UNH designated "R1" research university by Carnegie Classification

Sunday, February 24, 2019

Student works on vacuum chamber in UNH's Space Science Center.

UNH has risen to the top echelon of research universities in the country as designated by the Carnegie Classification of Institutions of Higher Education, which released the 2018 update to its classifications of the nation’s higher education institutions last month. UNH is now among the 130 doctoral-granting universities in the “very high research activity,” or R1, category.

“This is a powerful recognition of UNH as one of the nation’s highest-performing research universities,” says Jan Nisbet, senior vice provost for research at UNH. “It underscores our ongoing commitment to research and scholarship that improves the lives of people here in the Granite State and across the globe.” UNH was previously in the second tier — doctoral universities high research activity, or R2 — of Carnegie Classifications; ascending to the top level has been a focus of Nisbet’s for the past decade.

Designation as an R1 university will boost UNH efforts to attract talented undergraduate and graduate students, post-doctoral researchers, faculty and staff, Nisbet says. It also indicates to federal and state agencies, private foundations and philanthropists, and business and industry that UNH has the capacity to conduct high-quality research and education.

“This is a powerful recognition of UNH as one of the nation’s highest-performing research universities.”

“UNH’s classification as an R1 institution reflects the excellence of the innovative research that our faculty and students are pursuing across our campuses,” says UNH President James W. Dean Jr. “This confirms UNH’s growing reputation as a national leader, and as a great place for students to work side-by-side with our faculty mentors on cutting-edge research.”

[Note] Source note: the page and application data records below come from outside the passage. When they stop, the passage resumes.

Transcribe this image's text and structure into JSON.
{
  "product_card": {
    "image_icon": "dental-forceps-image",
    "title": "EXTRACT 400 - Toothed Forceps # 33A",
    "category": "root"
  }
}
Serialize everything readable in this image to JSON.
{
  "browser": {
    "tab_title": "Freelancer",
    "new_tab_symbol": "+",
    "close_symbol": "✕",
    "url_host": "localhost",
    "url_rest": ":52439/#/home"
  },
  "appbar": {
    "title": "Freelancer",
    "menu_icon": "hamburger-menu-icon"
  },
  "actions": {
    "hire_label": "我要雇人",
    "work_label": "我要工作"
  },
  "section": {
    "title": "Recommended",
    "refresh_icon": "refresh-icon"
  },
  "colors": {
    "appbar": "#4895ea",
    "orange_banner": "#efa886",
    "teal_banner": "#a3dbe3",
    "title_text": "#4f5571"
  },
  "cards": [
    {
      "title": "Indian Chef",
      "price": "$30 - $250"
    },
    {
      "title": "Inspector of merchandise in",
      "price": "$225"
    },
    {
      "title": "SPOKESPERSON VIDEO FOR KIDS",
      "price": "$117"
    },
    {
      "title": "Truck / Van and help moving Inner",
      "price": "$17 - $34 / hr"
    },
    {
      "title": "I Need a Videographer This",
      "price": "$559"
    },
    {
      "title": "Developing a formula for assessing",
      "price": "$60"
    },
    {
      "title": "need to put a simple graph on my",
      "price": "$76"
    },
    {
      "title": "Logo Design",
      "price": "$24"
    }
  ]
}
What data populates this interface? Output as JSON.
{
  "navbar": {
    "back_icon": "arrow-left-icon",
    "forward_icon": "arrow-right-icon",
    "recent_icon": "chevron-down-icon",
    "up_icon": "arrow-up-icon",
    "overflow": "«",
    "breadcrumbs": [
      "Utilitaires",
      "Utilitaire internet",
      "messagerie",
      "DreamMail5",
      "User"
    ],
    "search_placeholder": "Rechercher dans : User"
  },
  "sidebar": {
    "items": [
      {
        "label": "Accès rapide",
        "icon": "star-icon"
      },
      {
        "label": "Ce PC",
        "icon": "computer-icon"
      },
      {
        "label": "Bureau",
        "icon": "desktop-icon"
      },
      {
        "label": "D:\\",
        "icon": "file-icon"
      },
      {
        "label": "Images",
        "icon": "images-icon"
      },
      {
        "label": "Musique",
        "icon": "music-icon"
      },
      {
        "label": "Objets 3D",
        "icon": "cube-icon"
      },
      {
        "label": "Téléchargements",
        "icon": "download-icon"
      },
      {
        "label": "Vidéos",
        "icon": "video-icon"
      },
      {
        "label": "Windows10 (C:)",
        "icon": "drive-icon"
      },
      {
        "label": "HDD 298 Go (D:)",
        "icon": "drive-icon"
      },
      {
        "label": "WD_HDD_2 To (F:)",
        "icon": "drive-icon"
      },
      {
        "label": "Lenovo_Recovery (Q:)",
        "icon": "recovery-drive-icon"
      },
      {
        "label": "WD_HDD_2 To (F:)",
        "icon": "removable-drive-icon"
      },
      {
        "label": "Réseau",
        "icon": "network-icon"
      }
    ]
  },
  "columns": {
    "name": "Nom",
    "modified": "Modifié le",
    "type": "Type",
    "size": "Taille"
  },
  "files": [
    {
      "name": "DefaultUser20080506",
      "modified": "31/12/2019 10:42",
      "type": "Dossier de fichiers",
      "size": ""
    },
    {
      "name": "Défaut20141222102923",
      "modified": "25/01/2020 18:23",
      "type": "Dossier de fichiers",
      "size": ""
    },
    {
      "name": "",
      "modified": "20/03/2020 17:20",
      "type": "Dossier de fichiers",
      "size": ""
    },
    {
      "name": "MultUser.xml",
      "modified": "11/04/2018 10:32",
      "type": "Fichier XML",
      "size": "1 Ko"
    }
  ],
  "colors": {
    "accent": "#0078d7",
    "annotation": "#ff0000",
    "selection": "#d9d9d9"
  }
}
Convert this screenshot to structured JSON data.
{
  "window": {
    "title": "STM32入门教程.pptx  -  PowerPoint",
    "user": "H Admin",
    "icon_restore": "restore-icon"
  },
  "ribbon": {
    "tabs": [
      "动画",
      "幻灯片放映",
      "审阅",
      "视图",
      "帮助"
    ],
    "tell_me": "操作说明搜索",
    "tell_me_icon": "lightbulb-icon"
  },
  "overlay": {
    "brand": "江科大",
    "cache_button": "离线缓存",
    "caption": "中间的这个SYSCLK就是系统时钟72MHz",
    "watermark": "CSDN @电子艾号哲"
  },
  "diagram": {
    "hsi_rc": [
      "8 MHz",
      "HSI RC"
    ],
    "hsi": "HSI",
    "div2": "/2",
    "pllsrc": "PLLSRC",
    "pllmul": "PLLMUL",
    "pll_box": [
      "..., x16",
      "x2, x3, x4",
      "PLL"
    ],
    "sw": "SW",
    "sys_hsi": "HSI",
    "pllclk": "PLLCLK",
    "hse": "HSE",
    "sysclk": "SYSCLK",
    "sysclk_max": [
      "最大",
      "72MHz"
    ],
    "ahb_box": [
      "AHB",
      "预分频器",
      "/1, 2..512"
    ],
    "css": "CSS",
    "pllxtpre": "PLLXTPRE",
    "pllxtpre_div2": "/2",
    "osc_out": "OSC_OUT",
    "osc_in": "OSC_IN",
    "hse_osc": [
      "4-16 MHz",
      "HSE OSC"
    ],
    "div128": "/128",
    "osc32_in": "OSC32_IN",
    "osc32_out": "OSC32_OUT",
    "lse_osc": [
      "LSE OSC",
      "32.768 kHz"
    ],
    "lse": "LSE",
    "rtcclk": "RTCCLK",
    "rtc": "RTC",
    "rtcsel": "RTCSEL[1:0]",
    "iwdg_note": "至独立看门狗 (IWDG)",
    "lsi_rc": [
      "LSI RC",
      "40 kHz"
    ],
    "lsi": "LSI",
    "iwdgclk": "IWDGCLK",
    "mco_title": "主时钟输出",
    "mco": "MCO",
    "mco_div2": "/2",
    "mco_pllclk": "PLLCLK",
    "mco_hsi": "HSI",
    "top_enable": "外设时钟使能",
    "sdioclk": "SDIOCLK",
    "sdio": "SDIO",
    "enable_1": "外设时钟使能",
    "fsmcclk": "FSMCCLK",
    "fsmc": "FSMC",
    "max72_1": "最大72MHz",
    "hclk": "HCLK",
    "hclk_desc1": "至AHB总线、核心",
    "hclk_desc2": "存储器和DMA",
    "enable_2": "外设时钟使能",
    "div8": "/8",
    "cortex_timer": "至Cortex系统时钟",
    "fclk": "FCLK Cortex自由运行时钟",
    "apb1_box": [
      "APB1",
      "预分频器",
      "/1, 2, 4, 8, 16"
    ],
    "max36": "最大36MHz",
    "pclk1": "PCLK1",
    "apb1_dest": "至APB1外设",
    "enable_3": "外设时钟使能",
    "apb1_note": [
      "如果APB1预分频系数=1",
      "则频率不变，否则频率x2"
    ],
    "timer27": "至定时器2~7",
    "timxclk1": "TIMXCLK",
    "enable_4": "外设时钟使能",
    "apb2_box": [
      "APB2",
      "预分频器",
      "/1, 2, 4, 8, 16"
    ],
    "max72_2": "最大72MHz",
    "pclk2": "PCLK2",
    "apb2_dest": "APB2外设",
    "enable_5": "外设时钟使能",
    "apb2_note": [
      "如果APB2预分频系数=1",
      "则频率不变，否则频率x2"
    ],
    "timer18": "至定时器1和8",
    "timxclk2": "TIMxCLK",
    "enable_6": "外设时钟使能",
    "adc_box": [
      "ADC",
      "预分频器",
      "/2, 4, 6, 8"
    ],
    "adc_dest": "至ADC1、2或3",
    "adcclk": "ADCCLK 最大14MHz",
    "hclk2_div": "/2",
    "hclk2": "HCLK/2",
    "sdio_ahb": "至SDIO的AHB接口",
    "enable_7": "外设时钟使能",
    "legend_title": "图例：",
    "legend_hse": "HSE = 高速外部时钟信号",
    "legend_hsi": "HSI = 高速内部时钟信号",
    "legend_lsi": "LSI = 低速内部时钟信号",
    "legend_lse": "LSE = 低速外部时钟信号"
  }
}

Research at UNH attracts more than $110 million in competitive external funding each year. Research strengths include space physics, Earth and the environment, marine science and ocean mapping, vulnerable populations and American history. Nearly 600 students pursue doctoral degrees at UNH, which is also home to the nation’s largest undergraduate research conference.

Scott Ripley | Communications and Public Affairs | scott.ripley@unh.edu | 603-862-1855